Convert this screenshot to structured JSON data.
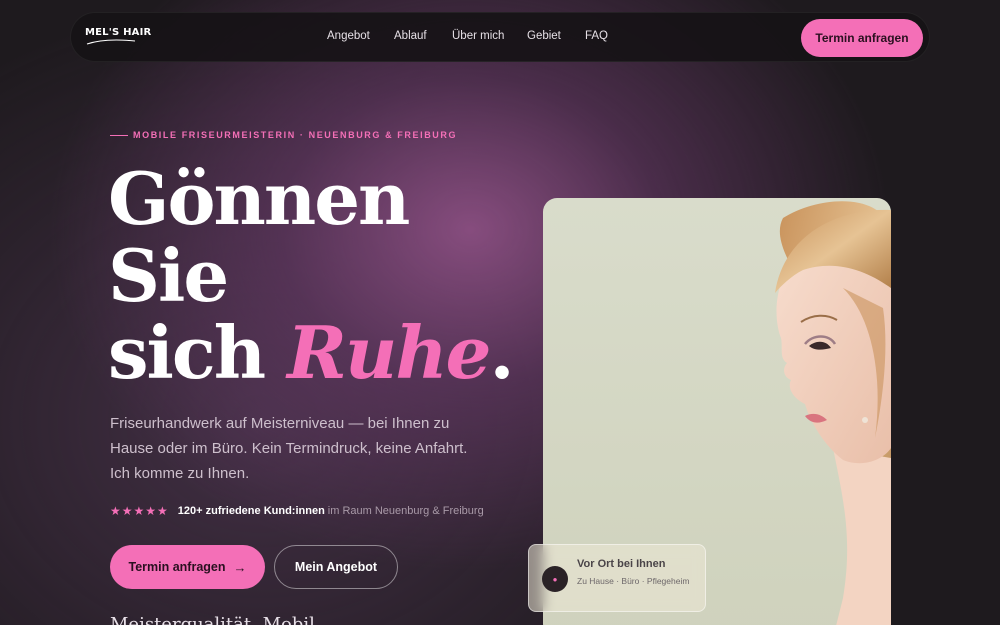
{
  "nav": {
    "logo_text": "MEL'S HAIR",
    "links": [
      "Angebot",
      "Ablauf",
      "Über mich",
      "Gebiet",
      "FAQ"
    ],
    "cta": "Termin anfragen"
  },
  "hero": {
    "eyebrow": "MOBILE FRISEURMEISTERIN · NEUENBURG & FREIBURG",
    "headline_line1": "Gönnen",
    "headline_line2": "Sie",
    "headline_line3_start": "sich ",
    "headline_accent": "Ruhe",
    "headline_end": ".",
    "subtitle": "Friseurhandwerk auf Meisterniveau — bei Ihnen zu Hause oder im Büro. Kein Termindruck, keine Anfahrt. Ich komme zu Ihnen.",
    "stars": "★★★★★",
    "rating_strong": "120+ zufriedene Kund:innen",
    "rating_muted": "im Raum Neuenburg & Freiburg",
    "primary_button": "Termin anfragen",
    "primary_arrow": "→",
    "secondary_button": "Mein Angebot",
    "next_section_peek": "Meisterqualität. Mobil."
  },
  "badge": {
    "icon": "●",
    "title": "Vor Ort bei Ihnen",
    "subtitle": "Zu Hause · Büro · Pflegeheim"
  },
  "colors": {
    "accent": "#f46fb7",
    "background": "#1e1a1e"
  }
}
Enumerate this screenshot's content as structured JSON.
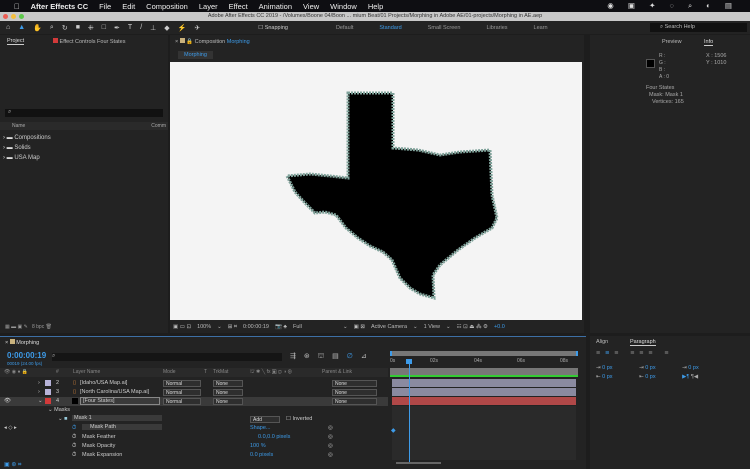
{
  "menubar": {
    "app": "After Effects CC",
    "items": [
      "File",
      "Edit",
      "Composition",
      "Layer",
      "Effect",
      "Animation",
      "View",
      "Window",
      "Help"
    ]
  },
  "titlebar": {
    "title": "Adobe After Effects CC 2019 - /Volumes/Boone 04/Boon ... mium Beat/01 Projects/Morphing in Adobe AE/01-projects/Morphing in AE.aep"
  },
  "toolbar": {
    "snapping": "Snapping",
    "workspaces": [
      "Default",
      "Standard",
      "Small Screen",
      "Libraries",
      "Learn"
    ],
    "active_workspace": "Standard",
    "search_placeholder": "Search Help"
  },
  "project": {
    "tab": "Project",
    "effect_tab": "Effect Controls Four States",
    "col_name": "Name",
    "col_comment": "Comm",
    "items": [
      "Compositions",
      "Solids",
      "USA Map"
    ],
    "bpc": "8 bpc"
  },
  "viewer": {
    "tab_prefix": "Composition",
    "tab_name": "Morphing",
    "subtab": "Morphing",
    "zoom": "100%",
    "time": "0:00:00:19",
    "resolution": "Full",
    "camera": "Active Camera",
    "views": "1 View",
    "exposure": "+0.0"
  },
  "info": {
    "tabs": [
      "Preview",
      "Info"
    ],
    "r": "R :",
    "g": "G :",
    "b": "B :",
    "a": "A :  0",
    "x": "X : 1506",
    "y": "Y : 1010",
    "layer": "Four States",
    "mask": "Mask: Mask 1",
    "vertices": "Vertices: 165"
  },
  "timeline": {
    "tab": "Morphing",
    "time": "0:00:00:19",
    "frames": "00019 (24.00 fps)",
    "headers": {
      "num": "#",
      "layer_name": "Layer Name",
      "mode": "Mode",
      "t": "T",
      "trkmat": "TrkMat",
      "parent": "Parent & Link"
    },
    "ruler": [
      "0s",
      "02s",
      "04s",
      "06s",
      "08s"
    ],
    "layers": [
      {
        "num": "2",
        "name": "[Idaho/USA Map.ai]",
        "mode": "Normal",
        "trkmat": "None",
        "parent": "None",
        "color": "#b7b3d9"
      },
      {
        "num": "3",
        "name": "[North Carolina/USA Map.ai]",
        "mode": "Normal",
        "trkmat": "None",
        "parent": "None",
        "color": "#b7b3d9"
      },
      {
        "num": "4",
        "name": "[Four States]",
        "mode": "Normal",
        "trkmat": "None",
        "parent": "None",
        "color": "#d23a3a"
      }
    ],
    "masks_label": "Masks",
    "mask_name": "Mask 1",
    "mask_mode": "Add",
    "inverted": "Inverted",
    "props": [
      {
        "name": "Mask Path",
        "value": "Shape..."
      },
      {
        "name": "Mask Feather",
        "value": "0.0,0.0 pixels"
      },
      {
        "name": "Mask Opacity",
        "value": "100 %"
      },
      {
        "name": "Mask Expansion",
        "value": "0.0 pixels"
      }
    ]
  },
  "paragraph": {
    "tabs": [
      "Align",
      "Paragraph"
    ],
    "values": [
      "0 px",
      "0 px",
      "0 px",
      "0 px",
      "0 px"
    ]
  }
}
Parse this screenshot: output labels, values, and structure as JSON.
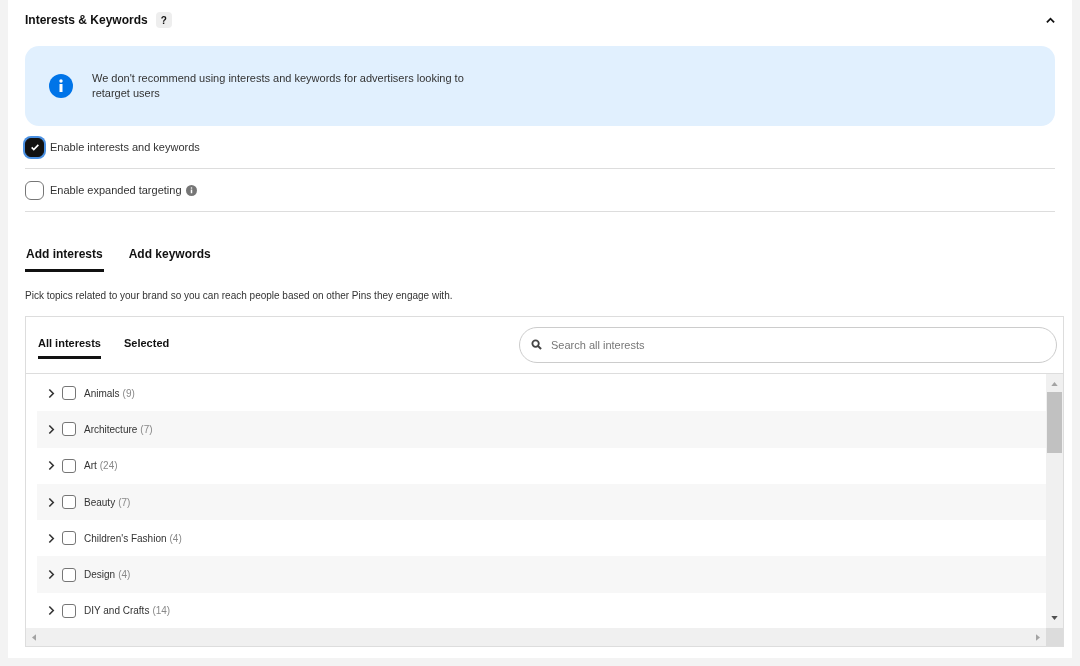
{
  "section": {
    "title": "Interests & Keywords",
    "help": "?",
    "expanded": true
  },
  "notice": {
    "text": "We don't recommend using interests and keywords for advertisers looking to retarget users"
  },
  "options": [
    {
      "label": "Enable interests and keywords",
      "checked": true,
      "info": false
    },
    {
      "label": "Enable expanded targeting",
      "checked": false,
      "info": true
    }
  ],
  "tabs": [
    {
      "label": "Add interests",
      "selected": true
    },
    {
      "label": "Add keywords",
      "selected": false
    }
  ],
  "description": "Pick topics related to your brand so you can reach people based on other Pins they engage with.",
  "browser": {
    "tabs": [
      {
        "label": "All interests",
        "selected": true
      },
      {
        "label": "Selected",
        "selected": false
      }
    ],
    "search": {
      "placeholder": "Search all interests"
    },
    "items": [
      {
        "name": "Animals",
        "count": "(9)",
        "checked": false,
        "expanded": false
      },
      {
        "name": "Architecture",
        "count": "(7)",
        "checked": false,
        "expanded": false
      },
      {
        "name": "Art",
        "count": "(24)",
        "checked": false,
        "expanded": false
      },
      {
        "name": "Beauty",
        "count": "(7)",
        "checked": false,
        "expanded": false
      },
      {
        "name": "Children's Fashion",
        "count": "(4)",
        "checked": false,
        "expanded": false
      },
      {
        "name": "Design",
        "count": "(4)",
        "checked": false,
        "expanded": false
      },
      {
        "name": "DIY and Crafts",
        "count": "(14)",
        "checked": false,
        "expanded": false
      }
    ]
  }
}
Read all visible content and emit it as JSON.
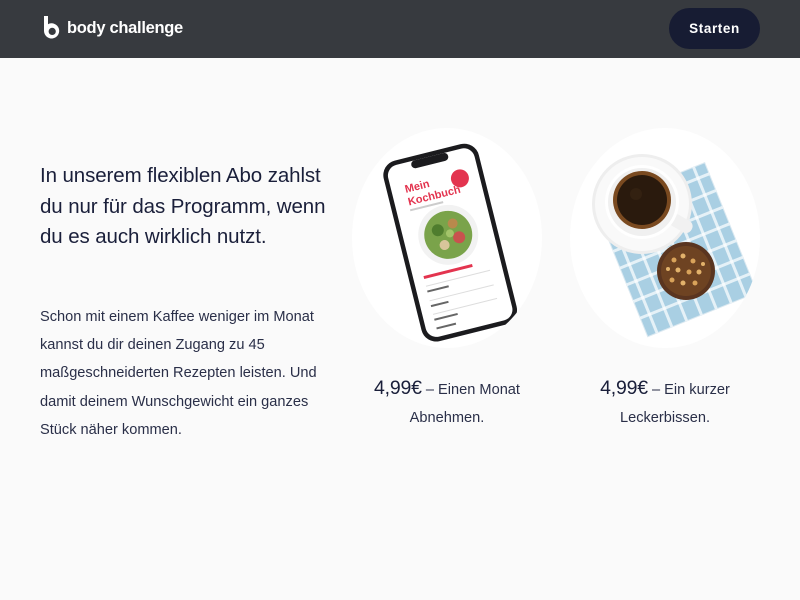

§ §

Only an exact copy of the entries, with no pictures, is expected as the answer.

● **THE ANSWER**:
Convert this screenshot to structured JSON data.
{
  "nav": {
    "logo_text": "MEL'S HAIR",
    "links": [
      "Angebot",
      "Ablauf",
      "Über mich",
      "Gebiet",
      "FAQ"
    ],
    "cta": "Termin anfragen"
  },
  "hero": {
    "eyebrow": "MOBILE FRISEURMEISTERIN · NEUENBURG & FREIBURG",
    "headline_line1": "Gönnen",
    "headline_line2": "Sie",
    "headline_line3_start": "sich ",
    "headline_accent": "Ruhe",
    "headline_end": ".",
    "subtitle": "Friseurhandwerk auf Meisterniveau — bei Ihnen zu Hause oder im Büro. Kein Termindruck, keine Anfahrt. Ich komme zu Ihnen.",
    "stars": "★★★★★",
    "rating_strong": "120+ zufriedene Kund:innen",
    "rating_muted": "im Raum Neuenburg & Freiburg",
    "primary_button": "Termin anfragen",
    "primary_arrow": "→",
    "secondary_button": "Mein Angebot",
    "next_section_peek": "Meisterqualität. Mobil."
  },
  "badge": {
    "icon": "●",
    "title": "Vor Ort bei Ihnen",
    "subtitle": "Zu Hause · Büro · Pflegeheim"
  },
  "colors": {
    "accent": "#f46fb7",
    "background": "#1e1a1e"
  }
}
Enumerate this screenshot's content as structured JSON.
{
  "menubar": {
    "app": "After Effects CC",
    "items": [
      "File",
      "Edit",
      "Composition",
      "Layer",
      "Effect",
      "Animation",
      "View",
      "Window",
      "Help"
    ]
  },
  "titlebar": {
    "title": "Adobe After Effects CC 2019 - /Volumes/Boone 04/Boon ... mium Beat/01 Projects/Morphing in Adobe AE/01-projects/Morphing in AE.aep"
  },
  "toolbar": {
    "snapping": "Snapping",
    "workspaces": [
      "Default",
      "Standard",
      "Small Screen",
      "Libraries",
      "Learn"
    ],
    "active_workspace": "Standard",
    "search_placeholder": "Search Help"
  },
  "project": {
    "tab": "Project",
    "effect_tab": "Effect Controls Four States",
    "col_name": "Name",
    "col_comment": "Comm",
    "items": [
      "Compositions",
      "Solids",
      "USA Map"
    ],
    "bpc": "8 bpc"
  },
  "viewer": {
    "tab_prefix": "Composition",
    "tab_name": "Morphing",
    "subtab": "Morphing",
    "zoom": "100%",
    "time": "0:00:00:19",
    "resolution": "Full",
    "camera": "Active Camera",
    "views": "1 View",
    "exposure": "+0.0"
  },
  "info": {
    "tabs": [
      "Preview",
      "Info"
    ],
    "r": "R :",
    "g": "G :",
    "b": "B :",
    "a": "A :  0",
    "x": "X : 1506",
    "y": "Y : 1010",
    "layer": "Four States",
    "mask": "Mask: Mask 1",
    "vertices": "Vertices: 165"
  },
  "timeline": {
    "tab": "Morphing",
    "time": "0:00:00:19",
    "frames": "00019 (24.00 fps)",
    "headers": {
      "num": "#",
      "layer_name": "Layer Name",
      "mode": "Mode",
      "t": "T",
      "trkmat": "TrkMat",
      "parent": "Parent & Link"
    },
    "ruler": [
      "0s",
      "02s",
      "04s",
      "06s",
      "08s"
    ],
    "layers": [
      {
        "num": "2",
        "name": "[Idaho/USA Map.ai]",
        "mode": "Normal",
        "trkmat": "None",
        "parent": "None",
        "color": "#b7b3d9"
      },
      {
        "num": "3",
        "name": "[North Carolina/USA Map.ai]",
        "mode": "Normal",
        "trkmat": "None",
        "parent": "None",
        "color": "#b7b3d9"
      },
      {
        "num": "4",
        "name": "[Four States]",
        "mode": "Normal",
        "trkmat": "None",
        "parent": "None",
        "color": "#d23a3a"
      }
    ],
    "masks_label": "Masks",
    "mask_name": "Mask 1",
    "mask_mode": "Add",
    "inverted": "Inverted",
    "props": [
      {
        "name": "Mask Path",
        "value": "Shape..."
      },
      {
        "name": "Mask Feather",
        "value": "0.0,0.0 pixels"
      },
      {
        "name": "Mask Opacity",
        "value": "100 %"
      },
      {
        "name": "Mask Expansion",
        "value": "0.0 pixels"
      }
    ]
  },
  "paragraph": {
    "tabs": [
      "Align",
      "Paragraph"
    ],
    "values": [
      "0 px",
      "0 px",
      "0 px",
      "0 px",
      "0 px"
    ]
  }
}
Parse this screenshot: output labels, values, and structure as JSON.
{
  "section": {
    "title": "Interests & Keywords",
    "help": "?",
    "expanded": true
  },
  "notice": {
    "text": "We don't recommend using interests and keywords for advertisers looking to retarget users"
  },
  "options": [
    {
      "label": "Enable interests and keywords",
      "checked": true,
      "info": false
    },
    {
      "label": "Enable expanded targeting",
      "checked": false,
      "info": true
    }
  ],
  "tabs": [
    {
      "label": "Add interests",
      "selected": true
    },
    {
      "label": "Add keywords",
      "selected": false
    }
  ],
  "description": "Pick topics related to your brand so you can reach people based on other Pins they engage with.",
  "browser": {
    "tabs": [
      {
        "label": "All interests",
        "selected": true
      },
      {
        "label": "Selected",
        "selected": false
      }
    ],
    "search": {
      "placeholder": "Search all interests"
    },
    "items": [
      {
        "name": "Animals",
        "count": "(9)",
        "checked": false,
        "expanded": false
      },
      {
        "name": "Architecture",
        "count": "(7)",
        "checked": false,
        "expanded": false
      },
      {
        "name": "Art",
        "count": "(24)",
        "checked": false,
        "expanded": false
      },
      {
        "name": "Beauty",
        "count": "(7)",
        "checked": false,
        "expanded": false
      },
      {
        "name": "Children's Fashion",
        "count": "(4)",
        "checked": false,
        "expanded": false
      },
      {
        "name": "Design",
        "count": "(4)",
        "checked": false,
        "expanded": false
      },
      {
        "name": "DIY and Crafts",
        "count": "(14)",
        "checked": false,
        "expanded": false
      }
    ]
  }
}
Read all visible content and emit it as JSON.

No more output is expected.